# WHAT THE TASK REQUIRES
Your output should be one number, which is how many lines in the material contain "article".

# EXCERPTED RECORDS
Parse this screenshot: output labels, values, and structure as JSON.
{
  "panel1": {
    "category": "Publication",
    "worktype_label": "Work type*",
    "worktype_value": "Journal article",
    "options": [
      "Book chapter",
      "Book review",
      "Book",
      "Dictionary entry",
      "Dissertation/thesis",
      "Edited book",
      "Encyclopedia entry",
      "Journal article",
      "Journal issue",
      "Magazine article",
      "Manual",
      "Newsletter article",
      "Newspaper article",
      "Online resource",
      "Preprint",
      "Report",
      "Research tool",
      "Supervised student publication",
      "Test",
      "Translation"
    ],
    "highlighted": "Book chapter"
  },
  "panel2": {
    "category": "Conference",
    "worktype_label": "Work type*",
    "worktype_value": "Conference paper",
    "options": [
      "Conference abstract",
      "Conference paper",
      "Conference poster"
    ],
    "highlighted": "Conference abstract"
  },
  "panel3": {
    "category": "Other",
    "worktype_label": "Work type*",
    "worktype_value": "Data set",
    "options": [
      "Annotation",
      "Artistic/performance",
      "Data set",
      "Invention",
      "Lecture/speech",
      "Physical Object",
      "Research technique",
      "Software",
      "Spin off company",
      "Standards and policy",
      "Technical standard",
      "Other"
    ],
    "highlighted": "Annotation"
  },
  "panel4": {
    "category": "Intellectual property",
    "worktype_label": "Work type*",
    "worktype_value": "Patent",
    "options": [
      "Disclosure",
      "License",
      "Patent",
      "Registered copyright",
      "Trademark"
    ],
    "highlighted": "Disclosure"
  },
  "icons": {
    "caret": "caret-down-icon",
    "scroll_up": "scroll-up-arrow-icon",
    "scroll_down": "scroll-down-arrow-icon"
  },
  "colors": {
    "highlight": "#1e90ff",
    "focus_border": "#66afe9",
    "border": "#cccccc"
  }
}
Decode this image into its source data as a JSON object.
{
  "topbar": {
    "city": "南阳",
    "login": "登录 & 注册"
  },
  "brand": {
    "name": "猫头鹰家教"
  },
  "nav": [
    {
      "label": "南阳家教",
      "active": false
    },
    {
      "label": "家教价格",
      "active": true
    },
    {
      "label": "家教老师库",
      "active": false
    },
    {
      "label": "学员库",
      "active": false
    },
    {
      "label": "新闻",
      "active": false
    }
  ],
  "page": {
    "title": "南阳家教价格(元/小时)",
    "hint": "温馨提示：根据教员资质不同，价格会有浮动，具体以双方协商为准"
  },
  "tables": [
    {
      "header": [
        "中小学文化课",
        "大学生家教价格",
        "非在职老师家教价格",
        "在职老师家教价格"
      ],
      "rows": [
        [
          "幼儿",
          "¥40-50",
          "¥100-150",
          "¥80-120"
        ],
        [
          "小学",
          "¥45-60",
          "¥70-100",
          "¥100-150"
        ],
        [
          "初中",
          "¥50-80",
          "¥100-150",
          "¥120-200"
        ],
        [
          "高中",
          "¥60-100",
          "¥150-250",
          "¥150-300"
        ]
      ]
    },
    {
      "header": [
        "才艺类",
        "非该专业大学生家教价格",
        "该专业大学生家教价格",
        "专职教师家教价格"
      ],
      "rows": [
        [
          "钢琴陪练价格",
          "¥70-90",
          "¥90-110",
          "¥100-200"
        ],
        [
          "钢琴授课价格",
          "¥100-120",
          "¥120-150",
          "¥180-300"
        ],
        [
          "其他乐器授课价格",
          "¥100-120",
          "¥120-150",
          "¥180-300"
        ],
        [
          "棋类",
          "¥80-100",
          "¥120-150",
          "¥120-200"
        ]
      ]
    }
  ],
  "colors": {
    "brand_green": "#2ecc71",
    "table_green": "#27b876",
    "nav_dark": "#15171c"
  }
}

# RESPONSE AREA
5